  One other thing to watch out for with "12 months same as cash" or "Six months same as cash" is that you may be required to make minimum payments on the loan for the six or twelve month period. If you fail to make the minimum payments on time every month, the entire amount may come due, and the interest (at a very high rate) comes due as well.

So, for example, you borrow $3000 using "six months same as cash" and you make four payments, once per month, of $250, every month, and plan on paying off the balance by the due date. But on the fifth month, you are late with a payment by one day, and now, all that interest is due, for six months at 25% interest, your credit report is trashed, and you have to pay the full amount NOW.

If you go on the website of the credit provider, there is NO prominent listing of the due date of each payment. It is on the STATEMENT that you have to download, and if you miss it, well.....

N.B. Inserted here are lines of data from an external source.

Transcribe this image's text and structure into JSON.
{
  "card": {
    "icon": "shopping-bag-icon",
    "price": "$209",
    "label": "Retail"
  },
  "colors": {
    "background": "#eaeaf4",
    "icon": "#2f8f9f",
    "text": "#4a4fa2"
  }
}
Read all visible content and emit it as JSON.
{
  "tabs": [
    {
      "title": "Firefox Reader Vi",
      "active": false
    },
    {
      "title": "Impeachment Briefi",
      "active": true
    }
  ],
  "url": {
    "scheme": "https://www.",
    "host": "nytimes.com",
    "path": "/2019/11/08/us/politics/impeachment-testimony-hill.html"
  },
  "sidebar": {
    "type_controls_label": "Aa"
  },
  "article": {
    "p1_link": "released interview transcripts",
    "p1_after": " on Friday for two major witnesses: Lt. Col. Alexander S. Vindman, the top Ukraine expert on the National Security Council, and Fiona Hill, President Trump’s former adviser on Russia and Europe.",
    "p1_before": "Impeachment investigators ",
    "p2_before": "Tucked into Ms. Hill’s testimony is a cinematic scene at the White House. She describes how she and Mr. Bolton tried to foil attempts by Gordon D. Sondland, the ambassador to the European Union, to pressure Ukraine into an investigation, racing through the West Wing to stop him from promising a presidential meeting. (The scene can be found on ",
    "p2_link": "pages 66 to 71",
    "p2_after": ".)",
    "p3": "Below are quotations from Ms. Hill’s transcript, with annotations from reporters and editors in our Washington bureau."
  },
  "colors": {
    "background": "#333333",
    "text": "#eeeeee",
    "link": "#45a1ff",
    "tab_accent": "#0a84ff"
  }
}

So, if you play Russian roulette with one of these deals, be careful. Mark the due dates of ALL payments in your calendar, and then make sure you can pay the entire balance by the end of the six or 12-month period.

Is it worth it? I don't think so...

UPDATE 2020:   A reader writes, "Well, what about the benefits of these deals?  After all, you are 'saving' 22% interest if you do 12 months same-as-cash!" This is what is known as a false comparison.   The most you might be "saving" is the opportunity to get 3% interest on a CD or something, over those 12 months.   And no, comparing the "opportunity cost" of making money in the stock market is also a false comparison - apples and oranges.   Besides, suppose you lost your shirt in the stock market on that money and now could not pay off  the balance on the loan?  Now you are proper fucked.

It is, in a way, like folks who borrowed heavily on their houses while at the same time investing in sketchy things.   Their "investments" blew up in 2008 and the mortgage on their house was still due -and the had no way of paying it.

It is a risk/reward analysis.  The "reward" of possibly making a few dollars in interest over six or twelve months isn't worth the risk of having to pay 22% interest or more on the whole balance.